A particularly worthwhile visit, I would like to extend my thanks on behalf of the APML to Rachel Bond and Katie Lord for giving up so much of their time. Our thanks also to Stephen Massil for making the arrangements for the visit.
Marcus Risdell (APML Chairman 2008)
Page from the Eton choir-book reproduced by permission of the Provost and Fellows of Eton College

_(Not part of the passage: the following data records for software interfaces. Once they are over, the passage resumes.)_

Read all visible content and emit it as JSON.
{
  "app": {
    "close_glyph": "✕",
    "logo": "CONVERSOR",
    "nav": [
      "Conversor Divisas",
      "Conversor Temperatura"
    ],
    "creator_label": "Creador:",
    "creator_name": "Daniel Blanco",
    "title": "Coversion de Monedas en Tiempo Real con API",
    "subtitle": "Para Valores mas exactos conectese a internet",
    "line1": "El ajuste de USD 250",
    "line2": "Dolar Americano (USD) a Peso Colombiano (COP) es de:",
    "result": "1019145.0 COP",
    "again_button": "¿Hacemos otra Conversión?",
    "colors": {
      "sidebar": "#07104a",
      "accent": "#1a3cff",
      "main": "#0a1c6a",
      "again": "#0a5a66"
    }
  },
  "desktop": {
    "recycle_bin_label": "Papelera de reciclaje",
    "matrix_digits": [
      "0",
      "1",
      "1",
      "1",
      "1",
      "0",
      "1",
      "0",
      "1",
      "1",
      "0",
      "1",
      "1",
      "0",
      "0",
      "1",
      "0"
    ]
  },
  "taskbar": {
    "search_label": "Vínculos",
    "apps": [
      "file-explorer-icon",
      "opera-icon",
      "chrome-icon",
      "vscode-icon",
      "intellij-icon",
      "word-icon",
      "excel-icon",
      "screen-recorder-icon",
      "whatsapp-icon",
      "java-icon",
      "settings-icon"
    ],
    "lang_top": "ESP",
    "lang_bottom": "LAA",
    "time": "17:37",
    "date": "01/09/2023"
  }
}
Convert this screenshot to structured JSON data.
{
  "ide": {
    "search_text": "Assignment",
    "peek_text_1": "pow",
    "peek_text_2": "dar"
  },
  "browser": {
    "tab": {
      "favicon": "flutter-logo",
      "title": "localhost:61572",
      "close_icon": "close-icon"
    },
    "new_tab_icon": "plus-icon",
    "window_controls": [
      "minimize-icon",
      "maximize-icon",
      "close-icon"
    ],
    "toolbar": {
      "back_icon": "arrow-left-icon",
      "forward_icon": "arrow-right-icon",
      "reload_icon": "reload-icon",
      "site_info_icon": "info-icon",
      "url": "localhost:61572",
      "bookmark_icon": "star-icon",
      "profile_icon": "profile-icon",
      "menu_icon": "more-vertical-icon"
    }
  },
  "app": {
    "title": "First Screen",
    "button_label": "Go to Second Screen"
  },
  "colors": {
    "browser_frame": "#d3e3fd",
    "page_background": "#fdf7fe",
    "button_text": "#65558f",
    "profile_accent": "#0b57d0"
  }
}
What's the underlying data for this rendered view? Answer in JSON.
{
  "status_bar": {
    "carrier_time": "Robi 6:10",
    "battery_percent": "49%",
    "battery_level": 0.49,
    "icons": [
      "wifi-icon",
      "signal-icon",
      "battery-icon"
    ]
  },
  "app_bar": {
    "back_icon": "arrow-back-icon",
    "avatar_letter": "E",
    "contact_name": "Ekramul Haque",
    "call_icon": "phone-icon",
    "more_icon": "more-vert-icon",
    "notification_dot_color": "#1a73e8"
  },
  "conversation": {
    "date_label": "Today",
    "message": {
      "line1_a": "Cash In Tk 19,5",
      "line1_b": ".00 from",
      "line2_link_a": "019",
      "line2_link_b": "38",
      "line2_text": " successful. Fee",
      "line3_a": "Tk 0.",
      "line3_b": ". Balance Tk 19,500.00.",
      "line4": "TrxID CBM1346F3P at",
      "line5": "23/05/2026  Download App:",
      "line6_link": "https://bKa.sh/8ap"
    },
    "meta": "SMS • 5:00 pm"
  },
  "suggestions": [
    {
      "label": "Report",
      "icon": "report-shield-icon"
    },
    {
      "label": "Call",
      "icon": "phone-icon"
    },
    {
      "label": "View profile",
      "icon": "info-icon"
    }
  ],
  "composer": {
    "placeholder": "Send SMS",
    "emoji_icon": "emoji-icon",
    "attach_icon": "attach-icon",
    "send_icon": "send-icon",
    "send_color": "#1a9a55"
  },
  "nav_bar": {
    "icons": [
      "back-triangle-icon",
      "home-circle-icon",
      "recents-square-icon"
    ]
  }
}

The Inaugural lecture of the APML was given by Simon Winchester OBE at the Royal College of Physicians in London on the 24th September 2008. Entitled The Man Who Loved China it introduced the extraordinary story of Joseph Needham, best remembered for his massive achievement embodied in the continuing Science and Civilisation in China series, the successive parts of which have been published by Cambridge University Press since 1954. This great work was planned as a history of science, technology and medicine in China, seen in its fullest social and intellectual context, and illuminated by a deep and sympathetic understanding of the cultures of both East and West. However the speaker has had unique access to diaries and personal papers and was able to introduce the audience to Needham, the man. We learnt of his love for naturism and Morris Dancing, the joy he experienced learning to use the Chinese script, and much much more.
The evening was chaired by Professor Lisa Jardine CBE and was preceeded with a reception.
Marcus Risdell (APML Chairman 2008)
London has a long history of gentlemen’s clubs, and there are more of them than in any other city in the world. And yet this was the first exhibition to bring together under one roof some of their many treasures, normally hidden from public view.
The Association of Pall Mall Libraries was founded in December 2004 by the librarians of the Army & Navy, the Athenaeum, the Naval and Military, the Oxford and Cambridge, the Reform, the Royal Automobile Club and the Travellers Club. The Association rapidly expanded beyond the traditional confines of clubland, and includes members from all over central London.
The inaugural exhibition of the APML offered a unique opportunity for the general public to see books and artefacts from the collections of the Alpine Club, the Army & Navy, the Athenaeum, the East India, the Garrick, the Naval & Military, the Oriental, the Reform, the Royal Automobile Club, the Royal Institution of Chartered Surveyors, the Royal Society of Medicine, the Royal United Services Institute, and the Travellers Club. The exhibits on display included items not only of intrinsic interest, but also of relevance to their respective institutions. The Garrick, for example, displayed Alec Guinness’s copy of a limited edition of Hamlet, illustrated by Henry Moore and dedicated to John Gielgud. The Royal Automobile Club exhibited the pressure gauge meter from the ‘Bluebird’ in which Donald Campbell achieved the record speed of 403.1 mph on 17 July 1964; and the Royal Society of Medicine, which hosted the exhibition in its newly opened Heritage Centre, displayed Rudyard Kipling’s copy of Culpeper’s book on herbs, and we must not forget the Army and Navy Club’s Emperor penguin, a survivor from the first of Scott’s Antarctic expeditions.
Sheila Markham (APML Chairman 2006-08)